Over the past decade, the S&P 500 has experienced markedly stronger performance from the close at 4:00 PM EST to the open at 9:30 AM EST. During the past 10 years purchasing SPY on the close, and selling on the open would have netted over 17.7%, while buying the open and selling the close would have lost over 10.8%. The performance gap is even more striking on QQQQ, with an 83.04% gain holding from close to open, and a 78.56% loss holding from open to close.
Emerging market strength is one factor that can explain this pattern. While the S&P 500, and many of its first world counterparts, continue to trade well below their highs from a decade ago, EEM has advanced over 317% in the past 10 years. Given that a significant proportion of emerging markets trade when U.S. equity markets are closed, this would appear to explain part, but not all, of the performance discrepancy.
From 10/01/07 to 04/01/09 most global markets experienced significant declines. SPY lost 47.46%, QQQQ lost 40.83%, and EEM lost 50.11%. During this period, buying SPY on the close, and selling on the open, would have produced a return of -18.95%, while buying the open and selling the close would have generated a -34.36% return.

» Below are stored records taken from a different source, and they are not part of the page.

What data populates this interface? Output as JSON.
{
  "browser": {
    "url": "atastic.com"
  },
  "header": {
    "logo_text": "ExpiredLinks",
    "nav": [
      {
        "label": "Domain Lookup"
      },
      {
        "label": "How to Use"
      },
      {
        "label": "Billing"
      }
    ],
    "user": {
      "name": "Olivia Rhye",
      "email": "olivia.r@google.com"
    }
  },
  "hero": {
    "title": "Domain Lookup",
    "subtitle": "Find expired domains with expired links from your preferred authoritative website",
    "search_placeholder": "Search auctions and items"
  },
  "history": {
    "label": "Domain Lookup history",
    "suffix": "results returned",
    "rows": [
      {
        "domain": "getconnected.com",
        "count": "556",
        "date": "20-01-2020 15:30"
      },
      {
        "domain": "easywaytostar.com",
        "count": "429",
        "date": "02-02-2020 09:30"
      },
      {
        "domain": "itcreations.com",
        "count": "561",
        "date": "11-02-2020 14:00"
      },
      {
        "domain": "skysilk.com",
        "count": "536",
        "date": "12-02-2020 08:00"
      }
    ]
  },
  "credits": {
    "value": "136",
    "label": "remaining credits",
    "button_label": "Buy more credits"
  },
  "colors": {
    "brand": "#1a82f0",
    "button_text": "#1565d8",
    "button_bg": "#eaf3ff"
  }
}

Similarly, buying QQQQ on the close and selling on the open would have produced a return of -7.76%, while purchasing on the open and selling on the close would have generated a -34.17% return.

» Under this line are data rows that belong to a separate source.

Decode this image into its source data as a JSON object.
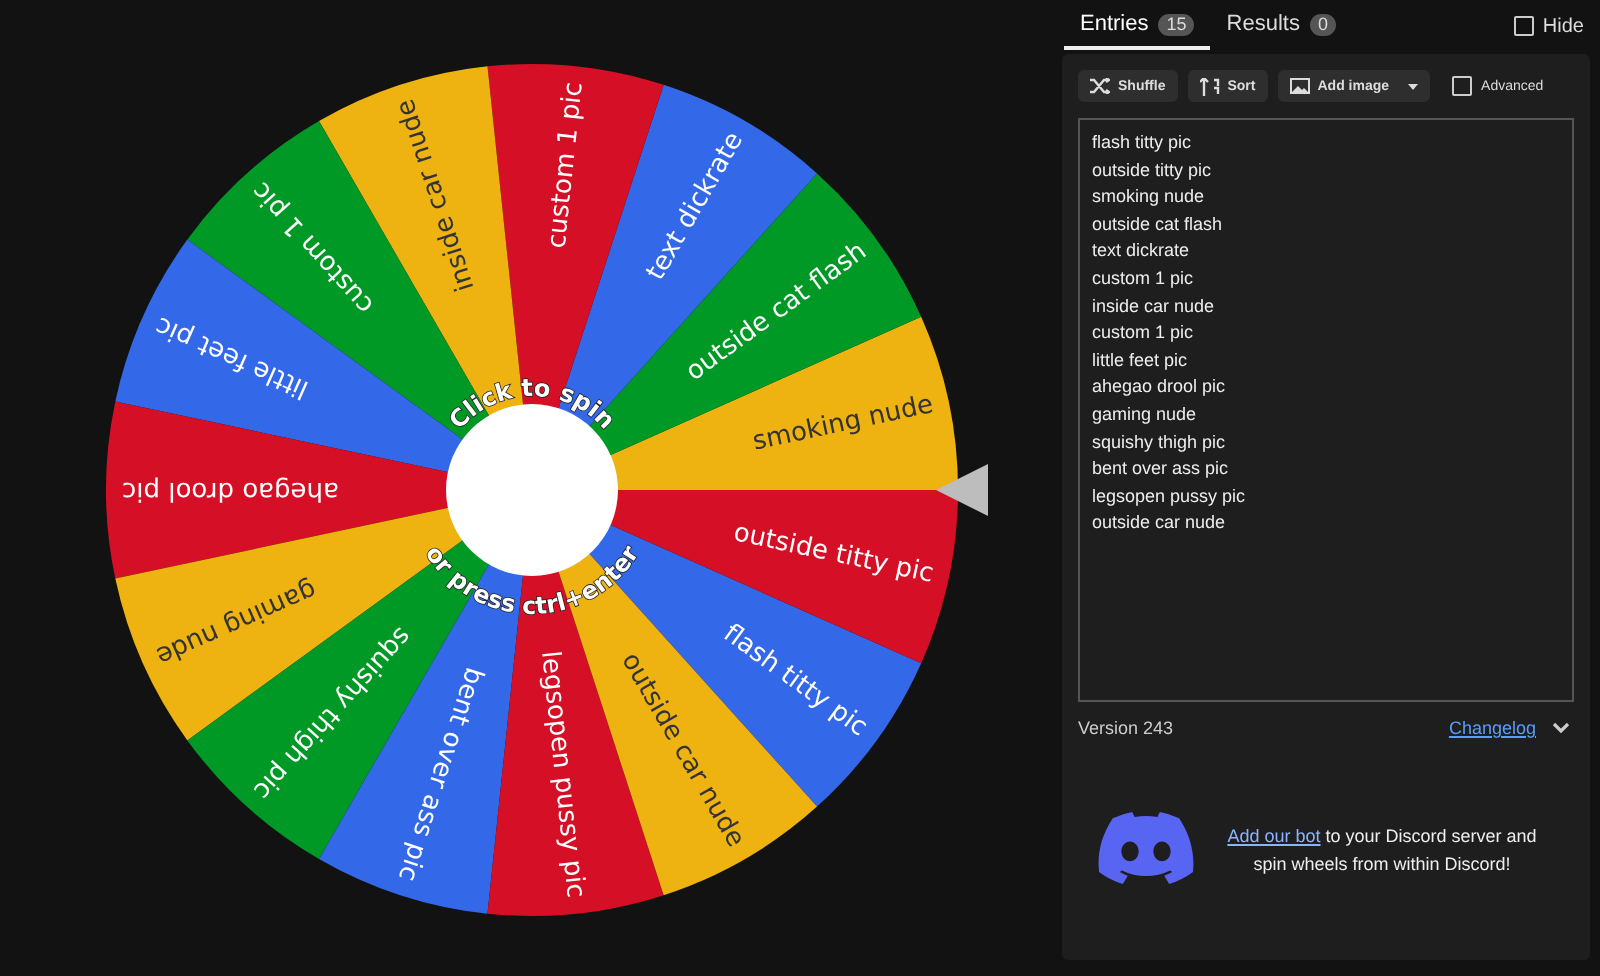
{
  "wheel": {
    "top_caption": "Click to spin",
    "bottom_caption": "or press ctrl+enter",
    "slices": [
      {
        "label": "flash titty pic",
        "color": "#3369e8"
      },
      {
        "label": "outside titty pic",
        "color": "#d50f25"
      },
      {
        "label": "smoking nude",
        "color": "#eeb211"
      },
      {
        "label": "outside cat flash",
        "color": "#009925"
      },
      {
        "label": "text dickrate",
        "color": "#3369e8"
      },
      {
        "label": "custom 1 pic",
        "color": "#d50f25"
      },
      {
        "label": "inside car nude",
        "color": "#eeb211"
      },
      {
        "label": "custom 1 pic",
        "color": "#009925"
      },
      {
        "label": "little feet pic",
        "color": "#3369e8"
      },
      {
        "label": "ahegao drool pic",
        "color": "#d50f25"
      },
      {
        "label": "gaming nude",
        "color": "#eeb211"
      },
      {
        "label": "squishy thigh pic",
        "color": "#009925"
      },
      {
        "label": "bent over ass pic",
        "color": "#3369e8"
      },
      {
        "label": "legsopen pussy pic",
        "color": "#d50f25"
      },
      {
        "label": "outside car nude",
        "color": "#eeb211"
      }
    ]
  },
  "tabs": [
    {
      "label": "Entries",
      "count": "15",
      "selected": true
    },
    {
      "label": "Results",
      "count": "0",
      "selected": false
    }
  ],
  "hide": {
    "label": "Hide",
    "checked": false
  },
  "toolbar": {
    "shuffle": "Shuffle",
    "sort": "Sort",
    "add_image": "Add image",
    "advanced": {
      "label": "Advanced",
      "checked": false
    }
  },
  "entries": [
    "flash titty pic",
    "outside titty pic",
    "smoking nude",
    "outside cat flash",
    "text dickrate",
    "custom 1 pic",
    "inside car nude",
    "custom 1 pic",
    "little feet pic",
    "ahegao drool pic",
    "gaming nude",
    "squishy thigh pic",
    "bent over ass pic",
    "legsopen pussy pic",
    "outside car nude"
  ],
  "version": "Version 243",
  "changelog": "Changelog",
  "discord": {
    "link": "Add our bot",
    "text": " to your Discord server and spin wheels from within Discord!"
  }
}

The numbers listed above assume an equal dollar investment each day, and do not account for slippage, commissions, or compounding.
While technical patterns are widely known to change over time, and should be viewed in conjunction with many factors, the strength and consistency of this pattern warrants consideration. More to come...